Context: Electrodes play an important role in interfacing tissue with electrical stimulation devices. Manufacturers recommend that adhesive metallic mesh cloth electrodes be used no more than 10 times before they are discarded, however, clinically the electrodes are often used up to 30 times. Another concern is sanitation. When electrodes are used on different patients, there is a chance for cross-contamination and bacterial growth on the electrode. Objective: To compare amplitudes of perceived sensation, motor twitch and force produced at specific amplitudes using single-use electrodes that run no risk of cross-contamination, and multiple-use electrodes. Design: Mixed model ANOVA with the subject blocked. Setting: Therapeutic modalities research laboratory. Patients or Other Participants: 20 subjects comprised of 7 males (age 24.7 yrs ± 2.3 yrs, skin fold thickness 5.9 mm ± 2.4 mm) and 13 females (age 21.5 yrs ± 2.3 yrs, skin fold thickness 10.7 mm ± 4.1 mm) recruited by volunteer sample mainly from athletic and athletic training populations. They drew random numbers to determine which group they were assigned to. Interventions: Each subject had electrodes placed on their wrist extensors muscles. Measures were recorded of what intensity it took to achieve perceived sensation, motor twitch, and force produced at a specific intensity. To determine decay, multiple use electrodes were tested initially and on the 10th use. After the multiple use electrodes were tested initially, they were leached out. After eight uses, pretest procedures were repeated (10th use electrode) as the final trial on the subjects. Single use electrodes were tested one time. Main Outcome Measures: The dependent variables were sensation, motor twitch and force production. The experiment was a repeated measures study, using mixed models ANOVA with subjects blocked. Alpha was set at p<0.05. Data was analyzed using a SAS proc mixed 9.1. Results: There was no statistical difference between the measures taken during the initial trial and final trial of the multiple use electrodes for muscle twitch (FMUI MUF muscle twitch= 107.3, p= 0.09) and force production (FMUI MUF force production=28.7, p= 0.11). There was a significant difference between the single use and the multiple use electrodes for the initial and final trial. Average values in mA for perceived sensory were: single use 9.73, multiple use initial 16.70 , multiple use final 21.03; observed muscle twitch: single use 15.87, multiple use initial 29.16, multiple use final 31.78; and force produced: single use 22.8 Newtons, multiple use initial 10.0 Newtons, multiple use final 5.0 Newtons. Conclusion: Single-use electrodes produce more conductive power with fewer milliamps compared to multiple-use electrodes. Single use electrodes are just as, or more efficient as the multiple use electrodes and have the added advantage of eliminating the possibility of cross-contamination of bacteria from patient to patient.

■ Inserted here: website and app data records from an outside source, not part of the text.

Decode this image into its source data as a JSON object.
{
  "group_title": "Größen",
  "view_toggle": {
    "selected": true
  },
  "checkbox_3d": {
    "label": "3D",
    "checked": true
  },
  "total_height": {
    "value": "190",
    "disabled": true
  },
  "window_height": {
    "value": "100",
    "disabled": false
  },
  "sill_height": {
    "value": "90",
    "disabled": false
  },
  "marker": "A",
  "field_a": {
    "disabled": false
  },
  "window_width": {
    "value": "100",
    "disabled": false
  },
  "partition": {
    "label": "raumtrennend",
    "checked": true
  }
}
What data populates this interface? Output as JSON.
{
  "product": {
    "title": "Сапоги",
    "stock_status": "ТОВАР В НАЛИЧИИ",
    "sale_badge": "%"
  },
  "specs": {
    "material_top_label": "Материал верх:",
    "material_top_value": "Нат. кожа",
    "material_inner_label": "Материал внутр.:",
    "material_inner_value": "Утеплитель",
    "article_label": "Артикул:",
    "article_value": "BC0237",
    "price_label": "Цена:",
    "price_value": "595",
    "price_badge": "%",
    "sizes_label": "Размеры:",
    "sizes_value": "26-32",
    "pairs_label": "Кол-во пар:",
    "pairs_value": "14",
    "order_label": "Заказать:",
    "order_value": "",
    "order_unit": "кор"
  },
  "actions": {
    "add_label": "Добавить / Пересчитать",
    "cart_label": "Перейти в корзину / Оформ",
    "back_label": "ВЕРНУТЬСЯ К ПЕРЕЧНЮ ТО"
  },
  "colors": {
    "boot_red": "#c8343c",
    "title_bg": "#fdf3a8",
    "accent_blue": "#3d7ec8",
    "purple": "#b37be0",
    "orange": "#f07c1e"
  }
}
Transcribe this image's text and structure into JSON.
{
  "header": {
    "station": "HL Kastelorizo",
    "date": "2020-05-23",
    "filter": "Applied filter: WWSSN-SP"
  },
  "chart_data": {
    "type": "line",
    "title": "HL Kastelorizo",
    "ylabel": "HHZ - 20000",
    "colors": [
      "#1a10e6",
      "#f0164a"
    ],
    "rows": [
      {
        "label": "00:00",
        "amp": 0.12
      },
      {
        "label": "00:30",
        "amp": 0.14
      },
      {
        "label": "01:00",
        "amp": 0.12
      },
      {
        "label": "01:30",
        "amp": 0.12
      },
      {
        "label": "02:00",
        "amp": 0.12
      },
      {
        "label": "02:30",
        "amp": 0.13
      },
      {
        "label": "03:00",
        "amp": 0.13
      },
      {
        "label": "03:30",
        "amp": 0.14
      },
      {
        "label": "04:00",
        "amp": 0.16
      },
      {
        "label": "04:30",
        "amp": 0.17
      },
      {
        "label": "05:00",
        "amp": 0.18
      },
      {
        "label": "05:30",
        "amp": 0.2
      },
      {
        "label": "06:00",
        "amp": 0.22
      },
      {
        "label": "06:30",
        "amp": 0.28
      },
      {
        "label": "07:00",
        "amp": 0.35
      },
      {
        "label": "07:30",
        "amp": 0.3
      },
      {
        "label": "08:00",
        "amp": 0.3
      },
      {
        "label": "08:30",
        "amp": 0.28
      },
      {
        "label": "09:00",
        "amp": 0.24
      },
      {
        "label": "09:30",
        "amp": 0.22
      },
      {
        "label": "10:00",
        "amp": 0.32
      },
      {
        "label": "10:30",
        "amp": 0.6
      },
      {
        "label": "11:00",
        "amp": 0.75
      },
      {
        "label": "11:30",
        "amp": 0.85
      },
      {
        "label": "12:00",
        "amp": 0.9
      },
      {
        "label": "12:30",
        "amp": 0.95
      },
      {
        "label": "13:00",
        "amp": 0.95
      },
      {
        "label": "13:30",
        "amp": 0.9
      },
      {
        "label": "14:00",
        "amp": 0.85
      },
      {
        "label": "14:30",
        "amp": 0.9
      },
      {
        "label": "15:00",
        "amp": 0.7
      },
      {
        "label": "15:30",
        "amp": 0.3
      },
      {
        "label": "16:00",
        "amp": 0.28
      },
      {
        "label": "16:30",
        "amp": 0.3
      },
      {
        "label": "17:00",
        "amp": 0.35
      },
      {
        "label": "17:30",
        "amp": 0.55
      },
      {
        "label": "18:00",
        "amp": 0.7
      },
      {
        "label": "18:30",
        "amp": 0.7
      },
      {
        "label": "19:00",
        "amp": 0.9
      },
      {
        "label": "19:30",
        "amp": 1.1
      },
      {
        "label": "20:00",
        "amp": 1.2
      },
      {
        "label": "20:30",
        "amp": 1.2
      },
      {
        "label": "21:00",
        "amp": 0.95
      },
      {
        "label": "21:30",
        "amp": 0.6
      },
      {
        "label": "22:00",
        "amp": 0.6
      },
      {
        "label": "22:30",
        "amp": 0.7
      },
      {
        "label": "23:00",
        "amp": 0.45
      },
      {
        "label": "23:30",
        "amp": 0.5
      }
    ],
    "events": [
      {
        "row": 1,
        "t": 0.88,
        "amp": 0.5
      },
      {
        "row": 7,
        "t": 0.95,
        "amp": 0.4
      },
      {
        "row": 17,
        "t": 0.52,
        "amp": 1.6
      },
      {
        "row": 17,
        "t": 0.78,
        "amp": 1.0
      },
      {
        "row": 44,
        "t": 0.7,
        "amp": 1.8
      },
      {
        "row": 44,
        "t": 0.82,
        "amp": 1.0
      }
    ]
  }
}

College and Department

Life Sciences; Exercise Sciences



Date Submitted


Document Type





multiple use electrodes, single use electrodes, neuromuscular, electrical stimulation, electrode degradation, cross contamination